We also say welcome back to Prince and his longtime frenemy Warner Bros Records. His Purple Majesty will release two new albums at the end of September, marking the end of one of the longest-running employment disputes in musical history. Prince fell out with the label in the early 1990's, prompting him to change his name to an unpronounceable symbol and appear in public with the word“slave”across his face. Now he plans to release two albums: Art Official Age and Plectrumelectrum with his all-female band, 3rd Eye Girl.

Rounding out the news, Jim and Greg discuss the idea of the perfect length for a pop song. Long ago technology dictated the length of a tune. A 78 vinyl record came in two sizes—a 10-inch that held 3 minutes of music and a 12-inch that held 4. Midway through the rock ‘n’ roll era, songs like "Stairway to Heaven" blew out those conventions. And certainly, with the digital music revolution, all bets should be off, right? Not so. Brevity is the soul of Top 40. And a radio station in Calgary, Alberta is taking that philosophy to the extreme. 90.3 AMP is telling listeners they will no get“twice the music.”In fact, they'll hear half a song. The station will be editing its plays in order to keep listeners from getting bored. In effect, this is the 140 character limit of music.

We don‘t endorse this approach, but here’s our own celebration of "Short but Sweet" tracks

Go to episode 457
obituarys

Pete Shelley of the Buzzcocks

Pete Shelley

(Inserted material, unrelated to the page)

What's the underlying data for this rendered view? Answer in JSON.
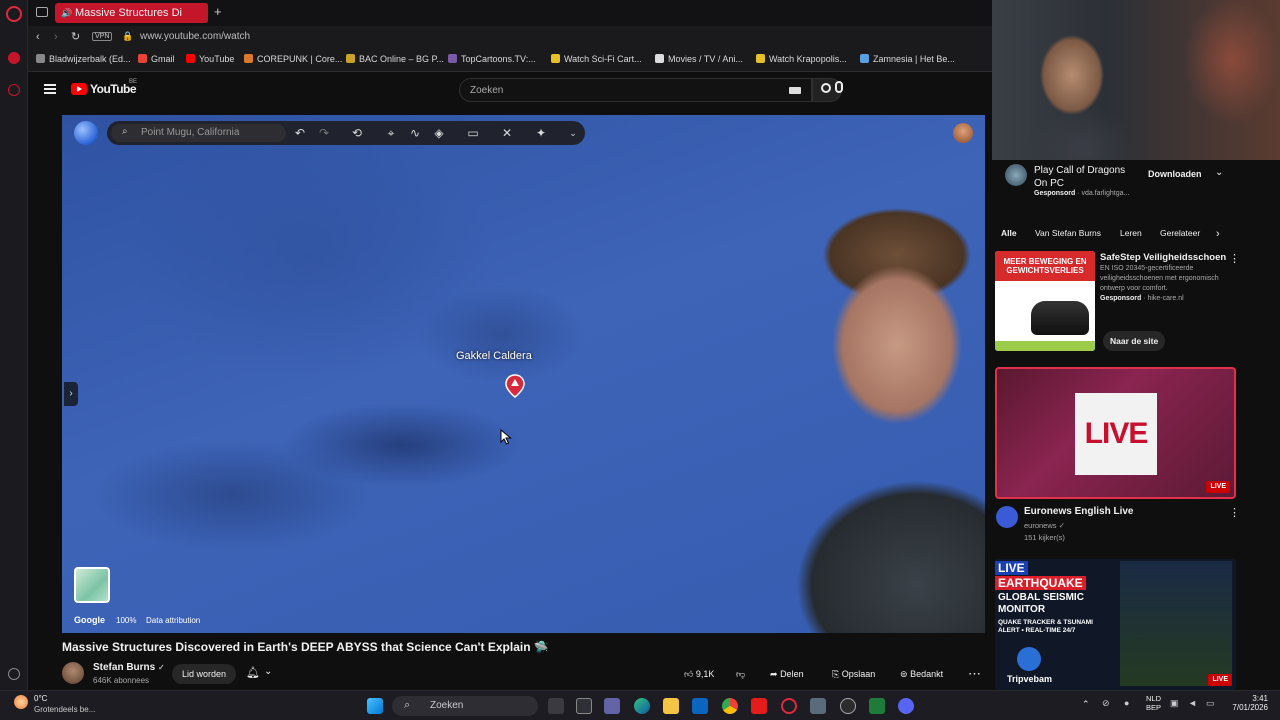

Pete Shelley, the leader of the Buzzcocks, died at home in Estonia of a heart attack on December 6, 2018. He was 63 years old. Shelley's work was a major influence on a wide swath of musicians over the past 40 years. Greg points out the Buzzcocks were one of the first punk bands to eschew the safety pins and mohawks aesthetic, showing the movement ran deeper than fashion trends. He calls them "the next generation's answer to The Beatles." Shelley and Buzzcocks co-founder Howard Devoto put on the Sex Pistols' first show outside of London. It turned out to be a confluence of the future of Manchester's music scene with members of Joy Division and The Smiths in attendance as well as Factory Records founder Anthony Wilson and producer Martin Hannett. It was recreated in the 2002 film, "24 Hour Party People."

Jim points out the Buzzcocks' devotion to melody and describes their sound as“the Beatles catalog shoved into two minutes.”He also recounts how Shelley's first solo single "Homosapien" was banned by the BBC for“racy”lyrics. Fans have often wondered if Shelley's early embrace of synth-pop could have led to greater commercial success had the song been played on the radio. Jim plays "Ever Fallen In Love (With Someone You Shouldn‘t’ve)" as a tribute, calling it one of the greatest songs ever. Greg pays tribute by playing "I Believe," which Shelley closed many concert sets with and was an audience favorite.

Go to episode 682